“Based upon the documentary evidence, which clearly demonstrates that the plaintiff was fully aware of his actions when he entered into the various loan agreements that resulted in large liens being placed against the proceeds of his underlying personal injury case, this Court is of the opinion that no amendments to the plaintiff's complaint will enable him to successfully plead a case of legal malpractice against these defendants.” 

Id. In sum, Mr. Francis borrowed $27,000, but with the exorbitant lending rates coupled with the amount of time it took to settle the matter, Mr. Francis owed the litigation funding groups $96,000. Ronen Avraham and Abraham Wickelgren, Third-Party Litigation Funding – A Signaling Model, 63 DePaul Law Review, 233 (2014). 

        Litigation funding groups benefit from not only personal injury plaintiffs, but also corporations who are disinterested or unable to absorb the expense of costly and complex litigation. An example of this is DeepNines. Patent Litigation Weekly: How to Win $25 Million in a Patent Suit – and End up with a Whole Lot Less (Nov. 2, 2009), In 2007, Altitude Capital Partners loaned DeepNines $8 million to pursue a patent infringement claim. After paying its attorneys, Fish & Richardson, and Altitude Capital Partners, DeepNines walked away with only $800,000. Id. Fish & Richardson pocked over $11 million for handling the matter. Altitude received $10.1 million, but sued DeepNines for an additional $5.3 million, arguing that legal fees should not have been deducted prior to calculating Altitude’s contingency fee bonus. 

        In the end, DeepNines settled with Altitude Nines (Altitude Capital Partners set up a separate subsidiary called “Altitude Nines” to handle the Deep Nines deal). The Managing Partner of Altitude Capital Partners, stated he is “pleased that Deep Nines decided to resolve its dispute,” and that “Altitude Nines is satisfied with the terms of the settlement agreement between the parties and is glad both parties have respected the terms of the original investment agreement.” Deep Nines & Altitude Capital Portfolio Company Announce Settlement Ending Legal Dispute Between the Companies (July 22, 2011): After the settlement, DeepNines litigation resulted in a net loss. 

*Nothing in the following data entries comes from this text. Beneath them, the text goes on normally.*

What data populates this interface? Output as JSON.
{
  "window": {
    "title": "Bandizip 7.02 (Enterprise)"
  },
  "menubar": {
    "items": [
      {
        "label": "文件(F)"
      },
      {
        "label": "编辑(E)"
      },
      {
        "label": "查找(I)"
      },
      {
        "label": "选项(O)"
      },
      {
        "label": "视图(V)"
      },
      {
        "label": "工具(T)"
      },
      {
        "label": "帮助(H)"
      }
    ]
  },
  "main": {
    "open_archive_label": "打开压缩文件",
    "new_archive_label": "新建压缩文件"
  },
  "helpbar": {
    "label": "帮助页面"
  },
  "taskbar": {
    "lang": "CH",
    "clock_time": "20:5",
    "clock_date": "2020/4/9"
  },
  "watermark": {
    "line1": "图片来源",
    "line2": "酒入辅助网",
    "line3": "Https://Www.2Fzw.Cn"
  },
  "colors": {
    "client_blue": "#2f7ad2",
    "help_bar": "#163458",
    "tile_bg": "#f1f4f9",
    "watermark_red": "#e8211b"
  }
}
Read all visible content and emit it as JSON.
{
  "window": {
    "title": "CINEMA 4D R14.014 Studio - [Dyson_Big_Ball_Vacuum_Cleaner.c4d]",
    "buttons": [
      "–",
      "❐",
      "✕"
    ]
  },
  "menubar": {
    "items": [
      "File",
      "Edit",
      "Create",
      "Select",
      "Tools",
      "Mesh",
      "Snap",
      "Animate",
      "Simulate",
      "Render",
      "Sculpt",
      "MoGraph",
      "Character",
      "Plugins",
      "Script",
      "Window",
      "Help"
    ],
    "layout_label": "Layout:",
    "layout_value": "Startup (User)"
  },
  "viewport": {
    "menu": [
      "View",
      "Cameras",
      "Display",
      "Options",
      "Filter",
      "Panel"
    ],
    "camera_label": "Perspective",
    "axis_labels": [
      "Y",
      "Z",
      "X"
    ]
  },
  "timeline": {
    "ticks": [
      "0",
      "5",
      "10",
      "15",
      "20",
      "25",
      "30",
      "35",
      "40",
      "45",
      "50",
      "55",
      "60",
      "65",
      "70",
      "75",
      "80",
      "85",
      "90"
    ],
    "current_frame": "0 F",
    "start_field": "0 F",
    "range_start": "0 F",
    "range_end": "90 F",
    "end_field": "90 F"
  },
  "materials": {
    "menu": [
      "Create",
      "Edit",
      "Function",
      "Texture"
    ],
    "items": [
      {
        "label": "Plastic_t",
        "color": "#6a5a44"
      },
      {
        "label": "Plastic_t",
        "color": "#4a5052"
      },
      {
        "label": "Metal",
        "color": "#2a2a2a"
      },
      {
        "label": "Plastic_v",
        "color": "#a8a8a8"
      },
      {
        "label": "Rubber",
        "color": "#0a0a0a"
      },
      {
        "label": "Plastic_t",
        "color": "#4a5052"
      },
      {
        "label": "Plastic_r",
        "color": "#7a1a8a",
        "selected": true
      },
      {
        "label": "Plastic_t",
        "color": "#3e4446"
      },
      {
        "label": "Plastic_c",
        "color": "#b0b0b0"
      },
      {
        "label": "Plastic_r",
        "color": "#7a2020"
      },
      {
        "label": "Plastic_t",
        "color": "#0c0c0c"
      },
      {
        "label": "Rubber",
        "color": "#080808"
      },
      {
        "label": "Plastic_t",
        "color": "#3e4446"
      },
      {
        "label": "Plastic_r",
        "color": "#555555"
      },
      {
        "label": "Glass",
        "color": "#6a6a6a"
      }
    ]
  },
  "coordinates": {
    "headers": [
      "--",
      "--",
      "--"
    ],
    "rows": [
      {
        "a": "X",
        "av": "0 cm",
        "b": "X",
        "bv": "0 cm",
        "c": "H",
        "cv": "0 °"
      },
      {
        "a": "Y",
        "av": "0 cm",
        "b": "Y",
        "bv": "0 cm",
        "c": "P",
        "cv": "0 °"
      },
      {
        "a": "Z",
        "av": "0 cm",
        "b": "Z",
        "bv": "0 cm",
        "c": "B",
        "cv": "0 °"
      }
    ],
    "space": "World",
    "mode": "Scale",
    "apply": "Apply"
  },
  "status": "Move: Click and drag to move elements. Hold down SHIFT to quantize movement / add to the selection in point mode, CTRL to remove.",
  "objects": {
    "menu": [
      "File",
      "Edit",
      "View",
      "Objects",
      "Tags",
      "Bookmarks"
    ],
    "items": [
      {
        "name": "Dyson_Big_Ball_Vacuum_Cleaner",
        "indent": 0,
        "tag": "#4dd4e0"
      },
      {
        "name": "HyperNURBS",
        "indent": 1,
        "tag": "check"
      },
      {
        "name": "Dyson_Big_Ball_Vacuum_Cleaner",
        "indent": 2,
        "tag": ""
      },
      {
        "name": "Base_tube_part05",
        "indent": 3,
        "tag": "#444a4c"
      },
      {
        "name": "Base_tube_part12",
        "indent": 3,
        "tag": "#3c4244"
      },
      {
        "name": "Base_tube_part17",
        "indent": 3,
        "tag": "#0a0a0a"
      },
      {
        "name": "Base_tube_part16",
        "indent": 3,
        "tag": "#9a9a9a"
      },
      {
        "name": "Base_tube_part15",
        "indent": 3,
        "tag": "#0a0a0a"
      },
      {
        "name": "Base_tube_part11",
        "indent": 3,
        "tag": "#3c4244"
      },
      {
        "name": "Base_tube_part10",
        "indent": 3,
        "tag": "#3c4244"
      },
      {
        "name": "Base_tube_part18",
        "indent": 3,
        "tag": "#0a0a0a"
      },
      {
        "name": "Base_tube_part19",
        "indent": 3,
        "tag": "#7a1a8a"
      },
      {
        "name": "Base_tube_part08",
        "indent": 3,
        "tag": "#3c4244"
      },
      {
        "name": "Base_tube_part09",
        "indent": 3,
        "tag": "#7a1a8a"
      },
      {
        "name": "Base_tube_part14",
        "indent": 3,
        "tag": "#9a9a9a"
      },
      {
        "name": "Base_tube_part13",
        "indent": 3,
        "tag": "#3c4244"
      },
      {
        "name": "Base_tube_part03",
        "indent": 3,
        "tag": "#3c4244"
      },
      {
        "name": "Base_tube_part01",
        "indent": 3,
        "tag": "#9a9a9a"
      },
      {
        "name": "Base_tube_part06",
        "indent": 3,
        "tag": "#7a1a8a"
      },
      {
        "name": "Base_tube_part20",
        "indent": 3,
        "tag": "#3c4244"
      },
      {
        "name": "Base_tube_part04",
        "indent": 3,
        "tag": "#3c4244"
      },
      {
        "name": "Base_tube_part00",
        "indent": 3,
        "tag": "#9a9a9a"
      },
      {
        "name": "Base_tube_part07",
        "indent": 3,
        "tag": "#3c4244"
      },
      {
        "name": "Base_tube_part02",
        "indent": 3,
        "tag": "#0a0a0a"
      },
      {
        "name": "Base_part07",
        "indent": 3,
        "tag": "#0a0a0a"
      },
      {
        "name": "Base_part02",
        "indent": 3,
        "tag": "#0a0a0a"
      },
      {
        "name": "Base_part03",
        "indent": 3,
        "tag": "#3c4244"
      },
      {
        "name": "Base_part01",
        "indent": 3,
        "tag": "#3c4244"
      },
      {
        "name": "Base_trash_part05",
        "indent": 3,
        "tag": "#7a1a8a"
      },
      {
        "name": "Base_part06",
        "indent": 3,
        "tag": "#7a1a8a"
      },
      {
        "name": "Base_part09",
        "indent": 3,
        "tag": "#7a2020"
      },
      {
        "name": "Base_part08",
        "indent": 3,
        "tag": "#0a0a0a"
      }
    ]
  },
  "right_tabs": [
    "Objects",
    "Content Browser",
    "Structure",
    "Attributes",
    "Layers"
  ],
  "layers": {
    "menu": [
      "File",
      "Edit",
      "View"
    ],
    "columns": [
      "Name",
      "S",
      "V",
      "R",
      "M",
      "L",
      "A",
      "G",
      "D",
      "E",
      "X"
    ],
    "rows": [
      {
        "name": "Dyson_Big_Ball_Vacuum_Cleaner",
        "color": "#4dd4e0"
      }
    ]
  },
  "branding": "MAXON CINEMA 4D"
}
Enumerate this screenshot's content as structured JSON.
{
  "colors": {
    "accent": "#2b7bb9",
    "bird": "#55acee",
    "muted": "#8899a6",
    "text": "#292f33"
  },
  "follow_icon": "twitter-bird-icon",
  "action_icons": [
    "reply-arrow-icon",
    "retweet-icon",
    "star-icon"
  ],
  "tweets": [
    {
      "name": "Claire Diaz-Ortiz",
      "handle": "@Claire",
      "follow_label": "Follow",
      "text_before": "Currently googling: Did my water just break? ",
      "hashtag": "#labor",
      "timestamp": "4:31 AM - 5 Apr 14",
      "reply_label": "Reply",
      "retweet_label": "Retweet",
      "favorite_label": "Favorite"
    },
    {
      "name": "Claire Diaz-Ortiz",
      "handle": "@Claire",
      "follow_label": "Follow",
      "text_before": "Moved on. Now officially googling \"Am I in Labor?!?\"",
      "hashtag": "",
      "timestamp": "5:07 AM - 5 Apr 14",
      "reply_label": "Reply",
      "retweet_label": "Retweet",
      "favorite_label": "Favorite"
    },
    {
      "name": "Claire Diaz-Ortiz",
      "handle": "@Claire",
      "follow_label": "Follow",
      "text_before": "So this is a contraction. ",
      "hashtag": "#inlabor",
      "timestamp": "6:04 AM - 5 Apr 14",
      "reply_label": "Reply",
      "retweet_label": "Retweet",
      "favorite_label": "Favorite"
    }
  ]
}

        It appears, with the rise of litigation-funding groups, that third-party litigation finance is there to stay. Whether you support it or not, there is likely to be more controversy surrounding the applicability of the champerty and maintenance, and the regulation of an industry that is in its infancy in the United States.